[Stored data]
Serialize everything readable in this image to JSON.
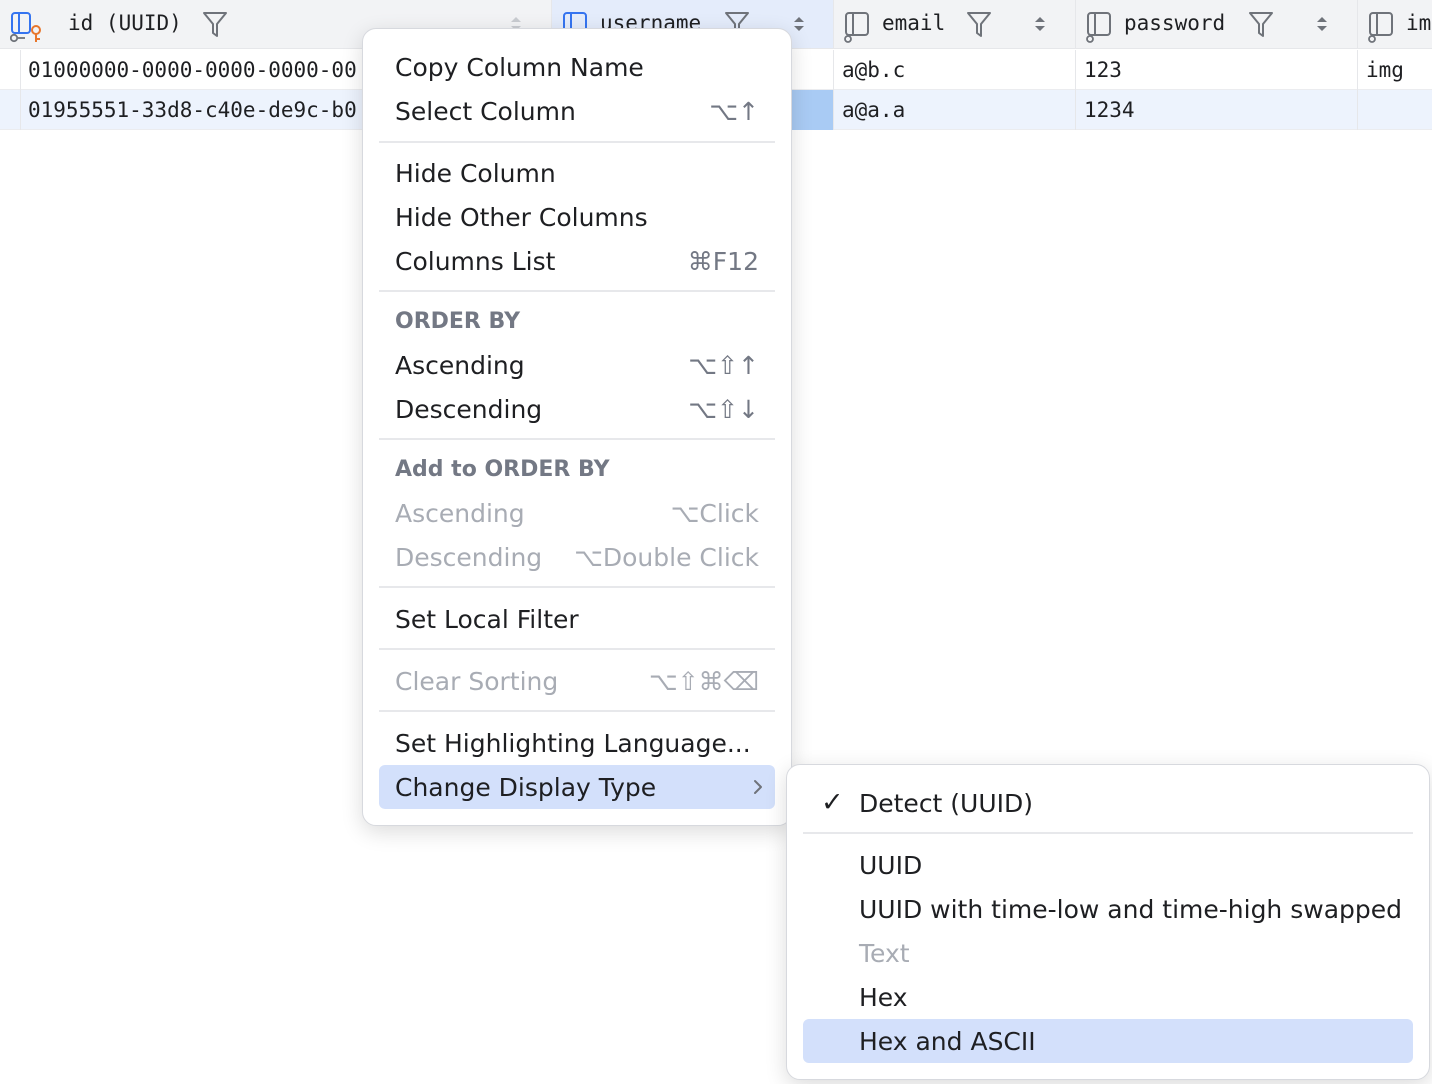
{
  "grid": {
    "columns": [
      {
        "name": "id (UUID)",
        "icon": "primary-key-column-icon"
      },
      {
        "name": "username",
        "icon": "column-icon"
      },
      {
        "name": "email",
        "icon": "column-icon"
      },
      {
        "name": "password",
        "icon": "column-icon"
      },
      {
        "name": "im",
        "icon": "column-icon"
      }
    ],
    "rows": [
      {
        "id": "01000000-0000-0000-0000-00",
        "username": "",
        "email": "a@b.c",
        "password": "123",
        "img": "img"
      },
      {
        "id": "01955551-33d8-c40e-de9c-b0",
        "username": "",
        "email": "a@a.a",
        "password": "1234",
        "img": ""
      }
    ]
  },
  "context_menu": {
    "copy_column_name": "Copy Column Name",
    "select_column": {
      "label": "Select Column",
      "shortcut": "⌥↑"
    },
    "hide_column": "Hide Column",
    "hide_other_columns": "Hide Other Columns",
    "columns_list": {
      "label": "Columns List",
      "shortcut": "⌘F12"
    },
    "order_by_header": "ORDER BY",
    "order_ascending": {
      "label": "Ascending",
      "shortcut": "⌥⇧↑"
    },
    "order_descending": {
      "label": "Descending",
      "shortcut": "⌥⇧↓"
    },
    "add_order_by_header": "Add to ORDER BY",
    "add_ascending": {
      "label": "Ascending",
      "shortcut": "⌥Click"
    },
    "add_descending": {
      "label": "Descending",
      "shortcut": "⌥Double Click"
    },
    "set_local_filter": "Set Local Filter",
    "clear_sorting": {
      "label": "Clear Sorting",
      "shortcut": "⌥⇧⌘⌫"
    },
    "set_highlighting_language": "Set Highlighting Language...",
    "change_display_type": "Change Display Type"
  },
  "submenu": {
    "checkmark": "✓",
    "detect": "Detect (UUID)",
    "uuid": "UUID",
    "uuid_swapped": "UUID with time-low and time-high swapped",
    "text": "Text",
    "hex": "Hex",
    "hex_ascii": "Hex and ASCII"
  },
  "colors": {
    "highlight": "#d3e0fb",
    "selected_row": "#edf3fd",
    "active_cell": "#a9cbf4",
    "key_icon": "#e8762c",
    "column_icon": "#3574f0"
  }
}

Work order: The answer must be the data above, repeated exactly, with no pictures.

Solution to this task:
Serialize everything readable in this image to JSON.
{
  "grid": {
    "columns": [
      {
        "name": "id (UUID)",
        "icon": "primary-key-column-icon"
      },
      {
        "name": "username",
        "icon": "column-icon"
      },
      {
        "name": "email",
        "icon": "column-icon"
      },
      {
        "name": "password",
        "icon": "column-icon"
      },
      {
        "name": "im",
        "icon": "column-icon"
      }
    ],
    "rows": [
      {
        "id": "01000000-0000-0000-0000-00",
        "username": "",
        "email": "a@b.c",
        "password": "123",
        "img": "img"
      },
      {
        "id": "01955551-33d8-c40e-de9c-b0",
        "username": "",
        "email": "a@a.a",
        "password": "1234",
        "img": ""
      }
    ]
  },
  "context_menu": {
    "copy_column_name": "Copy Column Name",
    "select_column": {
      "label": "Select Column",
      "shortcut": "⌥↑"
    },
    "hide_column": "Hide Column",
    "hide_other_columns": "Hide Other Columns",
    "columns_list": {
      "label": "Columns List",
      "shortcut": "⌘F12"
    },
    "order_by_header": "ORDER BY",
    "order_ascending": {
      "label": "Ascending",
      "shortcut": "⌥⇧↑"
    },
    "order_descending": {
      "label": "Descending",
      "shortcut": "⌥⇧↓"
    },
    "add_order_by_header": "Add to ORDER BY",
    "add_ascending": {
      "label": "Ascending",
      "shortcut": "⌥Click"
    },
    "add_descending": {
      "label": "Descending",
      "shortcut": "⌥Double Click"
    },
    "set_local_filter": "Set Local Filter",
    "clear_sorting": {
      "label": "Clear Sorting",
      "shortcut": "⌥⇧⌘⌫"
    },
    "set_highlighting_language": "Set Highlighting Language...",
    "change_display_type": "Change Display Type"
  },
  "submenu": {
    "checkmark": "✓",
    "detect": "Detect (UUID)",
    "uuid": "UUID",
    "uuid_swapped": "UUID with time-low and time-high swapped",
    "text": "Text",
    "hex": "Hex",
    "hex_ascii": "Hex and ASCII"
  },
  "colors": {
    "highlight": "#d3e0fb",
    "selected_row": "#edf3fd",
    "active_cell": "#a9cbf4",
    "key_icon": "#e8762c",
    "column_icon": "#3574f0"
  }
}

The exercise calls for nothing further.